According to centre head Beverley Kellett, the room’s four staff ‘were devastated and very upset at the outcome’. But she says, ‘Willow team worked very hard and with support and guidance made changes to planning, which incorporated parental contributions focusing on individual children’s interests, as well as to embed learning stories in everyday practice.’
After regular meetings, training and hard work to improve systems, the dedication paid off. Willow gained an Outstanding rating in May last year, just 11 months after the previous inspection. Ofsted said the setting now enabled ‘all children to make exceptional progress’.
The team currently caters for fee-paying children and those who come via referral.
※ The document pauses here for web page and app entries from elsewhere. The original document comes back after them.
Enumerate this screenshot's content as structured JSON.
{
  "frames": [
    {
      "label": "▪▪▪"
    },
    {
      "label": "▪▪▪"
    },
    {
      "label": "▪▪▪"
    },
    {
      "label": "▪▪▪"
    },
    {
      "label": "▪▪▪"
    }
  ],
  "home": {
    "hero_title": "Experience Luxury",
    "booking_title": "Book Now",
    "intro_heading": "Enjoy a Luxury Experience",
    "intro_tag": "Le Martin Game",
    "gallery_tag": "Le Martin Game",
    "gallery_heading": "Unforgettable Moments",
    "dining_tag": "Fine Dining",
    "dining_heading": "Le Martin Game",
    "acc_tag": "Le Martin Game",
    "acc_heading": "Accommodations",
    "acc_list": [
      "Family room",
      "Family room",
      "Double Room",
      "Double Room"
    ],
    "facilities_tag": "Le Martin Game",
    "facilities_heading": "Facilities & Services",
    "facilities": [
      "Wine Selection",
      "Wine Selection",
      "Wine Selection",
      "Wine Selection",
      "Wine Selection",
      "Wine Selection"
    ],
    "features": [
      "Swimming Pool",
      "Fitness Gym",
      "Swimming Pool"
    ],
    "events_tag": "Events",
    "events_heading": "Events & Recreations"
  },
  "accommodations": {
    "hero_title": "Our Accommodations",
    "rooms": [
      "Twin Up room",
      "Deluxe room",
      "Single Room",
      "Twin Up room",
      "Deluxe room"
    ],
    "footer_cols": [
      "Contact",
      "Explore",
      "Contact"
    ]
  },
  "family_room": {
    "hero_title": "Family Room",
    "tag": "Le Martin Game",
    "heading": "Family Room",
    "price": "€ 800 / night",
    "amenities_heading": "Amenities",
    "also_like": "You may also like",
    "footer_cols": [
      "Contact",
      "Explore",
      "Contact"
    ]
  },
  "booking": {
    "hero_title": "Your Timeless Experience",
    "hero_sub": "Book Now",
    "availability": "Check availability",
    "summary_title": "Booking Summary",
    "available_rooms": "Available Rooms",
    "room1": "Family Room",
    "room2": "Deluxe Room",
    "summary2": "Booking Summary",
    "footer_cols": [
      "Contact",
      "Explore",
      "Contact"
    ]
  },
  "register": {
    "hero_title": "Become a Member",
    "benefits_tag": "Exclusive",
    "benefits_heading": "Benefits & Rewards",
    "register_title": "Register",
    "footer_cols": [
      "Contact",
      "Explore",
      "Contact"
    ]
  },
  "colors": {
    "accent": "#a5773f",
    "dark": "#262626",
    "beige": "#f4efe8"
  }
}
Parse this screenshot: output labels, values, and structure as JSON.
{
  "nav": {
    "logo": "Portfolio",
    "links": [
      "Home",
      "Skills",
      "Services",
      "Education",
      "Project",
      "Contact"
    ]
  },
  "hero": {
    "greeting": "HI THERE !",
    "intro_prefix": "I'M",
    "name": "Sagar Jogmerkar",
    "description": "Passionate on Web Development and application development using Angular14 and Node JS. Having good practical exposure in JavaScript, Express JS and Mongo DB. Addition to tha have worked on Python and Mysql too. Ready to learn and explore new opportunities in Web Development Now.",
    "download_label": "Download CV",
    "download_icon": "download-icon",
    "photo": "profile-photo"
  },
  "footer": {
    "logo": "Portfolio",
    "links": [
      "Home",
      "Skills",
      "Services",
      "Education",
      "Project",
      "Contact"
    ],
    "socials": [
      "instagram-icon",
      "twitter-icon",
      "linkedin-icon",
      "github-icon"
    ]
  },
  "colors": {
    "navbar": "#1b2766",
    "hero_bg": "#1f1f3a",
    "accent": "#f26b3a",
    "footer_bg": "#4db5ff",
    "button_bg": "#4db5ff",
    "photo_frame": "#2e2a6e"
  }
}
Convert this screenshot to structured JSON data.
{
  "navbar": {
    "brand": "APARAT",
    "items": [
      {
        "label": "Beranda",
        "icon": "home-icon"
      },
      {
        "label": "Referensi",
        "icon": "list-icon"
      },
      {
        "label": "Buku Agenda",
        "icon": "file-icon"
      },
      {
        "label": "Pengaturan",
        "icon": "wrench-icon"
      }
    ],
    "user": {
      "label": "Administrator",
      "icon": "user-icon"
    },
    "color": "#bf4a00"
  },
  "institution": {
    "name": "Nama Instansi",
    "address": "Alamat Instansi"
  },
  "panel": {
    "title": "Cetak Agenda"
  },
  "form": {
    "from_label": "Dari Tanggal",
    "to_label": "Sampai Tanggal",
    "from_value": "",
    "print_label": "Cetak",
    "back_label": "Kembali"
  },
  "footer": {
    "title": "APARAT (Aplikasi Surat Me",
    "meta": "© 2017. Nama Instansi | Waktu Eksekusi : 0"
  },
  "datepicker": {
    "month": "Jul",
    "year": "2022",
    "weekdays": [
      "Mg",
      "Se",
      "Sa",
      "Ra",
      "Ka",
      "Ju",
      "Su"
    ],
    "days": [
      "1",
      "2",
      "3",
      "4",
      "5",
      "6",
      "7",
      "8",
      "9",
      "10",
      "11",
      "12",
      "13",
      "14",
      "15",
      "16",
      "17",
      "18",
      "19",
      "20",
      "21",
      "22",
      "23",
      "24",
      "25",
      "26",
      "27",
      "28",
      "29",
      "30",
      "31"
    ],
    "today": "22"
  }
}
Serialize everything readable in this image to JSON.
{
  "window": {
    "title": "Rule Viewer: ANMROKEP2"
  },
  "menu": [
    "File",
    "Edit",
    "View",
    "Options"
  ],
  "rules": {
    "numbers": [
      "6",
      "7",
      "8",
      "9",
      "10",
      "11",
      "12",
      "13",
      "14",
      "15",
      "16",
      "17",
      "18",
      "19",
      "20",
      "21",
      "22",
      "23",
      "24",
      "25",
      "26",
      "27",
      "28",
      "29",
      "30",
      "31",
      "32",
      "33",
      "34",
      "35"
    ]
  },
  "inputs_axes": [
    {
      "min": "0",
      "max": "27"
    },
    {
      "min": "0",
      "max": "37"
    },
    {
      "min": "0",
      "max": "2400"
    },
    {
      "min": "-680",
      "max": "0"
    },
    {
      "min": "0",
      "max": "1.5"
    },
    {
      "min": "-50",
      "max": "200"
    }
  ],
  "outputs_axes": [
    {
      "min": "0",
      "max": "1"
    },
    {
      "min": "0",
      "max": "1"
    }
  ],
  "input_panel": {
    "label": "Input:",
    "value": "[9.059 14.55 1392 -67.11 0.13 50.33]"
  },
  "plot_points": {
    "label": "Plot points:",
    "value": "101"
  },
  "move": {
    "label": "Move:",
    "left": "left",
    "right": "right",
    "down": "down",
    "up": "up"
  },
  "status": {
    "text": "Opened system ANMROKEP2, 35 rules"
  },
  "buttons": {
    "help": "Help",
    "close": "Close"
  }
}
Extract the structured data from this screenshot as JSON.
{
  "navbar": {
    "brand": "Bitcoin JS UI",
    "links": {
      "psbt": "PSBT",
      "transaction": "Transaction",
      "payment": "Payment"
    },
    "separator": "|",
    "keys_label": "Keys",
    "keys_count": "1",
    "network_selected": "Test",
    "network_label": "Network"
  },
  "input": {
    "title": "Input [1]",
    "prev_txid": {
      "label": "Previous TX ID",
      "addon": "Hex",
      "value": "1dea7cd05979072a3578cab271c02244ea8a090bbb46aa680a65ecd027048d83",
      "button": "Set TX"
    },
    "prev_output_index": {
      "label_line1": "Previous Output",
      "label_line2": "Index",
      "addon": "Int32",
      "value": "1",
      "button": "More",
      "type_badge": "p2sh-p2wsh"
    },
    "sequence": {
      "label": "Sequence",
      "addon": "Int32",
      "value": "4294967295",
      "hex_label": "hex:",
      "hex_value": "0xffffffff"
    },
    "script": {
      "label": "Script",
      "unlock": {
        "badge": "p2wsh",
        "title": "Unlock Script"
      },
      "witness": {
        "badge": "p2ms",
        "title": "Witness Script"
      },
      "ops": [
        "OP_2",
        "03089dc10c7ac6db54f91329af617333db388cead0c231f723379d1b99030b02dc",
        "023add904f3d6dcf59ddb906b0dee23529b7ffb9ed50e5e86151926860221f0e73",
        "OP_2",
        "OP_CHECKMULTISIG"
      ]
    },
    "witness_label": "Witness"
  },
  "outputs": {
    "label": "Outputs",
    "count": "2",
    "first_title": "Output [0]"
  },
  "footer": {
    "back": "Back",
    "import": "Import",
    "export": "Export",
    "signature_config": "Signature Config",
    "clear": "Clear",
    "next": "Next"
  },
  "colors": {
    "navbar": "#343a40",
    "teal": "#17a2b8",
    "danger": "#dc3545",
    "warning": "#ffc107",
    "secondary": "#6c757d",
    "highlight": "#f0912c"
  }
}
One attendee is on a Child Protection Plan, another has a Child In Need Plan and another receives the funding as a respite measure because of a sibling with SEND.
The setting has access to a recently refurbished outdoor space, and has just expanded from offering six places to nine per day to meet parental demand. Ms Kellett says that is crucial in an area where many families live in flats without any outdoor space at all.
Now, staff plan for each child individually. Planning is shared with parents on a six-weekly basis, which requires them to contribute and support the child with learning at home. ‘Learning stories’ enable staff to identify these key areas and the next steps to develop them. Parents are thinking more about how learning takes place and how it is related to children’s interests.
The setting has been praised for its settling-in process, which involves a home visit. A parent, who left her daughter at the centre when she was eight and a half months old, says, ‘The team made the process easy and stress-free, meaning when I returned to work I did so with great confidence that my daughter would be safe and happy.’
"Every member of the team has been so generous with their thoughts and time, showing genuine interest and concern for my daughter, that Willow feels like an extension of the family unit" — parent
Honey Pot Day Nurseries, Liverpool
With a training system that has been judged by Ofsted to be worthy of dissemination to other providers, Honeypot places training at the core of what it does – with every member of staff receiving some every three and a half weeks on average. This takes place in a purpose-designed training suite at its head office. A quality and training manager, who holds Early Years Teacher Status, devises termly training programmes and performs observations before and after training on individual staff to judge its effectiveness on performance.
Data is used to look at how specific groups of children are performing and how well the setting is doing compared with national average data. The group offers training to all levels, from apprentices upwards, and now offers training to other local settings for a small fee.
Kidzone Cranwell, Building Capabilities, Sleaford
KidzRus Nursery, Manchester
Sleepy Hollow Group, Northern Ireland
Sunbeams Day Nursery, Enhanced Quality Training, Leeds
Open to early years and childcare service providers who have built a high-quality staff team through good practice in recruitment and retention, training and career development